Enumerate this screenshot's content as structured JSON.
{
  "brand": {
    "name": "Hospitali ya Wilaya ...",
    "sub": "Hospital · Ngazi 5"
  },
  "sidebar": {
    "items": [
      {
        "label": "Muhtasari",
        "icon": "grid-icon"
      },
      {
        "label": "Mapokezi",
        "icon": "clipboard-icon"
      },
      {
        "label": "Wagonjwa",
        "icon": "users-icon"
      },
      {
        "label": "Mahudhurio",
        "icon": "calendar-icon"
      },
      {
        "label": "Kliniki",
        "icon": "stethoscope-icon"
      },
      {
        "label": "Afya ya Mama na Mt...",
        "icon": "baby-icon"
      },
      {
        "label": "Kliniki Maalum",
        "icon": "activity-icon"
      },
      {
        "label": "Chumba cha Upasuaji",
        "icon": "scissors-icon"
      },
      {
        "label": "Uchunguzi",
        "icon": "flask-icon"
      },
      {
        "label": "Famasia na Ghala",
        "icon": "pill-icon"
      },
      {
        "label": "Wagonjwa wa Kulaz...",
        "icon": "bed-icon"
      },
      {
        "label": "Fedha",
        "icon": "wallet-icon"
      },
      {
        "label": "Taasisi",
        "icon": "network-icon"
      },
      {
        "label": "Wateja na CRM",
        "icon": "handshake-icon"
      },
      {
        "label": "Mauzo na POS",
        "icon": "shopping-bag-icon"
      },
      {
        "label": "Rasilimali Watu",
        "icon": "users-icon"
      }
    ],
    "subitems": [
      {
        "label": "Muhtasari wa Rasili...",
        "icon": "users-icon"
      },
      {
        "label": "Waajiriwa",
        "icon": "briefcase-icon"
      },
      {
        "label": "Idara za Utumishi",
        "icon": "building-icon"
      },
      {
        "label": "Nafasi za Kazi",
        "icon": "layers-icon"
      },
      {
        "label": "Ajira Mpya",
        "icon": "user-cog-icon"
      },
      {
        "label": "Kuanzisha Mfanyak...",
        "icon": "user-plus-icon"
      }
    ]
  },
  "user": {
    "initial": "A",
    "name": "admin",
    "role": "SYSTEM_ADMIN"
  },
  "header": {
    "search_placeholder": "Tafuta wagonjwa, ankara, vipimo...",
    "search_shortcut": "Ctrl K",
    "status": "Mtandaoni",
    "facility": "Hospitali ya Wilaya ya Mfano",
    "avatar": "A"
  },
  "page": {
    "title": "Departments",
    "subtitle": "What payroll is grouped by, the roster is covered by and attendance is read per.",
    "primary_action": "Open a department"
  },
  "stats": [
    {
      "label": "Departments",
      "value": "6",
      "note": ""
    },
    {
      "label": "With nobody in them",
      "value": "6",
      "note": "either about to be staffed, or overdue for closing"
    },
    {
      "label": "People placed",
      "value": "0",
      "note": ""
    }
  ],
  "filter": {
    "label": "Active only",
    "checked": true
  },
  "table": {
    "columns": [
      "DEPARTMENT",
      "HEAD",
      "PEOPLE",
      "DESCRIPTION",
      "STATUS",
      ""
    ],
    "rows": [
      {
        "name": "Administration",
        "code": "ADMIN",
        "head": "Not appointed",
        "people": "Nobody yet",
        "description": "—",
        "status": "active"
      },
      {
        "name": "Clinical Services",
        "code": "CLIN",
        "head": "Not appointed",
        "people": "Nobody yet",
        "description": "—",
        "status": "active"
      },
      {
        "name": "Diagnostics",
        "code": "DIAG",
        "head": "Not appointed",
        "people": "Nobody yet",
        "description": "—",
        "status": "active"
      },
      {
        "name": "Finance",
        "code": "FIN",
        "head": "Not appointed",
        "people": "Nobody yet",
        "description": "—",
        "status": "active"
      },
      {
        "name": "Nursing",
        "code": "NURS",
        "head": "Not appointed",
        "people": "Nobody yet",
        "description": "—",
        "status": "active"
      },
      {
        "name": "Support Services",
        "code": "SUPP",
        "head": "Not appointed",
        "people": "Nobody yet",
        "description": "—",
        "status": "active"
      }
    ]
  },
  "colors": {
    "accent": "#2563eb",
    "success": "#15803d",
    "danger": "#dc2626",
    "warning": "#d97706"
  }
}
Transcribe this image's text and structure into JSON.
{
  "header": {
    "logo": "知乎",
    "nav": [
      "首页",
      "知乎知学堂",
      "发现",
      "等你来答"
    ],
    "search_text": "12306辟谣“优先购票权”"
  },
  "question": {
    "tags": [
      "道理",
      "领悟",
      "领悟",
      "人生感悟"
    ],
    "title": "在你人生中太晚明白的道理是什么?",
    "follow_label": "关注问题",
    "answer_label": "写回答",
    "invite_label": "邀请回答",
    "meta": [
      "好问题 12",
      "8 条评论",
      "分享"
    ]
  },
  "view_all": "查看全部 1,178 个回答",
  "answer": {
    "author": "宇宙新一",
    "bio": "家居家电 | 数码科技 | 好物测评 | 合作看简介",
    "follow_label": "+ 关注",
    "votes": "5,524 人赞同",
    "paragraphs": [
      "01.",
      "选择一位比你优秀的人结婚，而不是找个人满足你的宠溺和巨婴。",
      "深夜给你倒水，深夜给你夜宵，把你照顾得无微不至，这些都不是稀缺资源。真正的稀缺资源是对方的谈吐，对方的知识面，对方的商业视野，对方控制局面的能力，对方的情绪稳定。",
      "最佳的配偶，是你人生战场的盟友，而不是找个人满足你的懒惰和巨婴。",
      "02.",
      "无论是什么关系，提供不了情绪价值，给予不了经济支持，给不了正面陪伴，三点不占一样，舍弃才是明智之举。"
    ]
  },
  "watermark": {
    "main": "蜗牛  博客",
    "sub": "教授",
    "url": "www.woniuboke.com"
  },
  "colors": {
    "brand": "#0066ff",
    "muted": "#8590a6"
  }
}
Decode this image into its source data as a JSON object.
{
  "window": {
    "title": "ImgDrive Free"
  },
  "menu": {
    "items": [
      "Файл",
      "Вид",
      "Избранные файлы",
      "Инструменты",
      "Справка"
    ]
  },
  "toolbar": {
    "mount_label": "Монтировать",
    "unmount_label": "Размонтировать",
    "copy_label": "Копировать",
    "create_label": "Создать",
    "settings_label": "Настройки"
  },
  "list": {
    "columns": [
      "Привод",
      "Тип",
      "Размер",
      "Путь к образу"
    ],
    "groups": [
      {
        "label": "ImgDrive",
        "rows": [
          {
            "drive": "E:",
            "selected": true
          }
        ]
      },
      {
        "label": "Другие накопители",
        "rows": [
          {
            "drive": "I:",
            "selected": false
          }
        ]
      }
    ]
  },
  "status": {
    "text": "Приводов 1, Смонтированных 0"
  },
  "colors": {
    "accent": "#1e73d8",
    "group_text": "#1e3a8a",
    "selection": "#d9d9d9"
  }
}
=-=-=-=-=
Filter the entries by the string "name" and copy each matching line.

Answer to the exercise:
    "name": "Hospitali ya Wilaya ...",
    "name": "admin",
        "name": "Administration",
        "name": "Clinical Services",
        "name": "Diagnostics",
        "name": "Finance",
        "name": "Nursing",
        "name": "Support Services",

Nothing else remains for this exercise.